- WHAT YOU NEED TO DO -
Every line below that contains the word "name" must be copied.
★ ★ ★ ★ ★ ★ ★
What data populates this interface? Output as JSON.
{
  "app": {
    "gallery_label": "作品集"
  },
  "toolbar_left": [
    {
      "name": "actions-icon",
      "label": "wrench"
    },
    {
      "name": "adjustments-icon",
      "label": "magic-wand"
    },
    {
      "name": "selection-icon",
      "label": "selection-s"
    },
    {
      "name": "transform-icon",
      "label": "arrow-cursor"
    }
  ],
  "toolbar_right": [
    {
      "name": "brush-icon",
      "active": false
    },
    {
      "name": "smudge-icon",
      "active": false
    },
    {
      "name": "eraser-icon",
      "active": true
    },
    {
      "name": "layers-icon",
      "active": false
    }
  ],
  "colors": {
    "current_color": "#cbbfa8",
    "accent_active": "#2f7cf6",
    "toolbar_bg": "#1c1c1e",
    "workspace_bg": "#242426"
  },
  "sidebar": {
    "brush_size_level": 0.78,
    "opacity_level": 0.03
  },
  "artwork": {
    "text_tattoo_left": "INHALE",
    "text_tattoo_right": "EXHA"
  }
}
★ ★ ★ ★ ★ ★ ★
- ANSWER TO THE PROBLEM -
      "name": "actions-icon",
      "name": "adjustments-icon",
      "name": "selection-icon",
      "name": "transform-icon",
      "name": "brush-icon",
      "name": "smudge-icon",
      "name": "eraser-icon",
      "name": "layers-icon",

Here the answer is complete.